> EXERCISE GOAL
The response must contain each line of the material that holds "Digital".

> DATASET EXTRACT
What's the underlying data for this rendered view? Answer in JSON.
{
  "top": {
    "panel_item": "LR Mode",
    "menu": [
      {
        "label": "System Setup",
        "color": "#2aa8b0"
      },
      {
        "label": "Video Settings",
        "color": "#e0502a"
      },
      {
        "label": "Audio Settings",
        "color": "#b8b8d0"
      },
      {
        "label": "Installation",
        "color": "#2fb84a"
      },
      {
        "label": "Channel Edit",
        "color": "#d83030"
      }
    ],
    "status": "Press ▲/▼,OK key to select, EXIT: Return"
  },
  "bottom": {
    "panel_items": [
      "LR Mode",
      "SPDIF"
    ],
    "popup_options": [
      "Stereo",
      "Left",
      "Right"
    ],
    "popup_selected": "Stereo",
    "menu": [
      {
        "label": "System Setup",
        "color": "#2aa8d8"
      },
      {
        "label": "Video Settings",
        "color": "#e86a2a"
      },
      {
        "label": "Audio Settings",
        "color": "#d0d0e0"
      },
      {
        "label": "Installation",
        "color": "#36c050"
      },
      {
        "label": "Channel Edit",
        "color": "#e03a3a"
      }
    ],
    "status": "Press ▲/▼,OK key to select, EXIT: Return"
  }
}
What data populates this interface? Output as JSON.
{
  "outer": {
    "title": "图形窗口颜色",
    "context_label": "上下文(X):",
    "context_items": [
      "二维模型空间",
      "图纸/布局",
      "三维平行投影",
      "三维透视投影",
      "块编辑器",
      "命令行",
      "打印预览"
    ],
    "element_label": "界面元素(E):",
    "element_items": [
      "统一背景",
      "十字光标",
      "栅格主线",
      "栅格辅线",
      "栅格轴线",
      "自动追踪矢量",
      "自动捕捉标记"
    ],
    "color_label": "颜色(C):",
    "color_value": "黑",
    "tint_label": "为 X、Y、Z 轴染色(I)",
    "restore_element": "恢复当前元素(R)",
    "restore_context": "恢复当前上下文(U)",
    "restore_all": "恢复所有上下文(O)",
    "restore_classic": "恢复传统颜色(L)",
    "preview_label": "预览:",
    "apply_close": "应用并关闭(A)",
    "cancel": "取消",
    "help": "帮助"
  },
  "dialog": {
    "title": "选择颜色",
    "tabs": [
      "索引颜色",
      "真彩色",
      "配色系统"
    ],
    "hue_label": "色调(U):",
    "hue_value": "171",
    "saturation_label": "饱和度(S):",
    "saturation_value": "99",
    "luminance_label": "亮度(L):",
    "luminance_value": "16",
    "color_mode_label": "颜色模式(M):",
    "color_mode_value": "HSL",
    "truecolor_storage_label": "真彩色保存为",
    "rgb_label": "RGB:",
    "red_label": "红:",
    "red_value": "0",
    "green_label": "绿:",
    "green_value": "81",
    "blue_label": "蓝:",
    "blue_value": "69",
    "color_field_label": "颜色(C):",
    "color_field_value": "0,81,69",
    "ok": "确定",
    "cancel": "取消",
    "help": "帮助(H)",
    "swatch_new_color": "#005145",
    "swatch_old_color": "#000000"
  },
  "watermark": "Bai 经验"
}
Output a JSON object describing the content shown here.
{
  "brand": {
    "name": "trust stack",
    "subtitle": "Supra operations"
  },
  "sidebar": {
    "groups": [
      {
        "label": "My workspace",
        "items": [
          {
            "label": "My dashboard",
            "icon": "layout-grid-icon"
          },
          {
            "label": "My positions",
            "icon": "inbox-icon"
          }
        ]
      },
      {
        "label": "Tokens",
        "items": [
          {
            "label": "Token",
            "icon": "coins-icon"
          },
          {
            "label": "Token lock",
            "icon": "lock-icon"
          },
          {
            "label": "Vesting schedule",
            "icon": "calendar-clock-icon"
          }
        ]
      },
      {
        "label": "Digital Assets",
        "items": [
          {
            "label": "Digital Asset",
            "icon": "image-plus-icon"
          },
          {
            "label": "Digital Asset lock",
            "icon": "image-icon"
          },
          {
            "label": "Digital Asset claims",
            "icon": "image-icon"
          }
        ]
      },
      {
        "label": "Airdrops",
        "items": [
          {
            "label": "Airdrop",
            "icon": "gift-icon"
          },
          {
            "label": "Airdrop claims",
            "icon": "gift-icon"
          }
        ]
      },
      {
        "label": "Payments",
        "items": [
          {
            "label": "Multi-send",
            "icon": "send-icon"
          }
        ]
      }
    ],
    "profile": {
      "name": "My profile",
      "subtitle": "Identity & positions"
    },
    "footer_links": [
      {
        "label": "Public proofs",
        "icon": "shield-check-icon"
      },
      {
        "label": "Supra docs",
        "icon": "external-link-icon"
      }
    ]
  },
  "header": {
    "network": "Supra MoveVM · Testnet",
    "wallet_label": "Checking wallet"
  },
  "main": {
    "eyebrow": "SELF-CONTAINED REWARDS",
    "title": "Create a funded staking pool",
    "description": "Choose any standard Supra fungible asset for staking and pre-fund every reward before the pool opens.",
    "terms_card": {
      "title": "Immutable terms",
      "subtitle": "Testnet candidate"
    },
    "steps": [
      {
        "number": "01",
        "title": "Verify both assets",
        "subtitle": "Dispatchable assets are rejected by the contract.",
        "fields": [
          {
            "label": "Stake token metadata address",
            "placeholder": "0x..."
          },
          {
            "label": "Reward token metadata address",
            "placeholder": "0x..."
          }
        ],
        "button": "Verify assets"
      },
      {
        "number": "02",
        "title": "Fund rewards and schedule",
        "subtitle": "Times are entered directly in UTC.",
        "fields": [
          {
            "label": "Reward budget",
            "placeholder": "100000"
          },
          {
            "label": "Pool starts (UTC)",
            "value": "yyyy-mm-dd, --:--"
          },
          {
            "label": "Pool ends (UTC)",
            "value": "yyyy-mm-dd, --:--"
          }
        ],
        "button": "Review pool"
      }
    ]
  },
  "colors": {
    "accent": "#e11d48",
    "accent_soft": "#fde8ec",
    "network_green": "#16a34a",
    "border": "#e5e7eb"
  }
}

> ANSWER FOR THE TASK
        "label": "Digital Assets",
            "label": "Digital Asset",
            "label": "Digital Asset lock",
            "label": "Digital Asset claims",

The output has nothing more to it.